TrueBirch t1_j4kv71p wrote

I think "AGI" is a silly concept overall and never really happening. Computers are good at doing things in different ways from humans. Rather than chasing AGI, you can make a lot more of an impact by leveraging a computer's strengths and avoiding its weaknesses.

For my example, I picked an occupation with an average salary south of $30,000/year (source). I'm not saying everybody can do it, but the market puts a price on this kind of labor that suggests many people can do it. A true AGI system could replicate how a low-salary human does a job. In reality, a computerized system would use a few wireless sensors that call home instead of physically driving around looking at fields.

Similarly, consider meter readers, another low-wage job. Imagine what it would take to create a robot that could drive from house to house, get out of the car, find the power meter, gently move anything blocking it, and take a reading. Instead, utilities use smart meters that call home. It's cheaper, more reliable, and simpler.

It's beyond hard to create a true AGI system, and there are plenty of ways to make tons of money with application-specific systems.


eldenrim t1_j4l7ilw wrote

I'm currently interested in ML to alleviate the suffering of my disabled partner and myself, I just enjoy theoretical discussion with AGI.

Maybe making money will come later. :)


TrueBirch t1_j4ldkum wrote

I'm talking about where the funding is going.

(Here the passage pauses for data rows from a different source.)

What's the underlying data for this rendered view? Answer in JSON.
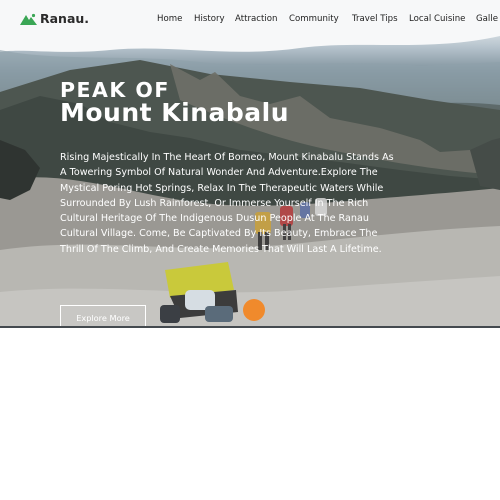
{
  "brand": {
    "name": "Ranau."
  },
  "nav": {
    "items": [
      "Home",
      "History",
      "Attraction",
      "Community",
      "Travel Tips",
      "Local Cuisine",
      "Galle"
    ]
  },
  "hero": {
    "title_small": "PEAK OF",
    "title_big": "Mount Kinabalu",
    "description": "Rising Majestically In The Heart Of Borneo, Mount Kinabalu Stands As A Towering Symbol Of Natural Wonder And Adventure.Explore The Mystical Poring Hot Springs, Relax In The Therapeutic Waters While Surrounded By Lush Rainforest, Or Immerse Yourself In The Rich Cultural Heritage Of The Indigenous Dusun People At The Ranau Cultural Village. Come, Be Captivated By Its Beauty, Embrace The Thrill Of The Climb, And Create Memories That Will Last A Lifetime.",
    "cta_label": "Explore More"
  },
  "colors": {
    "brand_green": "#3aa655",
    "text_dark": "#1f1f1f"
  },
  "icons": {
    "logo": "mountain-icon"
  }
}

Anything remotely approaching AGI would require billions and billions of dollars of funding.


eldenrim t1_j4lfc8z wrote

So you don't think that repeatedly making narrow AI, and then at some point bundling them together, is a valid way to get to AGI?


TrueBirch t1_j4qdbf2 wrote

It'll be something entirely new, but not capable of doing everything that my toddler can do. Systems will be designed to avoid those weaknesses. Again, think about replacing meter readers with cheap sensors instead of expensive robots.


2Punx2Furious t1_j3nzumw wrote

> We're a long way from a robotic farmhand being able to perform those skills, certainly not for a price comparable to a farm laborer.

If we get AGI, we automatically get that as well, by definition. Those you listed are all currently hard problems, yes, but an AGI would be able to do them, no problem.

The issue is, will AGI ever be achieved, and if yes, when?

I think the answer to the first one is simple, the second one not as much.

The answer (in very short) is: Most likely yes, unless we go extinct first. Because we know that general intelligence is possible, so I see no reason why it shouldn't be possible to replicate artificially, and even improve it, and several, very wealthy companies are actively working on it, and the incentive to achieve it is huge.

As for the when, it's impossible to know until it happens, and even then, some people will argue about it for a while. I have my predictions, but there are lots of disagreeing opinions.

I don't know how someone even remotely interested in the field could think it will never happen for sure.

As for my prediction/opinion, I actually give it a decent chance of it happening in the next 10-20 years, with probability increasing every year until the 2040s. I would be very surprised if it doesn't happen by then, but of course, there is no way to tell.


TrueBirch t1_j4jd8af wrote

A true AGI has way too many edge cases to be possible in the timeframe you describe. It's also not necessary to create AGI in order to make a lot of money from AI. You can find the specific jobs that you want to replace and create a task-specific AI to do it.


2Punx2Furious t1_j4kyyhq wrote

True that you don't need AGI to disrupt everything. But I don't think the edge cases matter, it's not like it will be coded manually.


TrueBirch t1_j4lb7fg wrote

>I don't think the edge cases matter

Being able to handle those weird edge cases is what distinguishes AGI from the kinds of AI that companies are currently developing...


2Punx2Furious t1_j4lbgjj wrote

Yes, I'm saying the fact that there are edge cases doesn't matter, because it's not us who have to address them. As we get closer and closer to AGI, it will get better at handling them, we won't have to find them, and code solutions for them. I think it will be an emergent quality of AGI.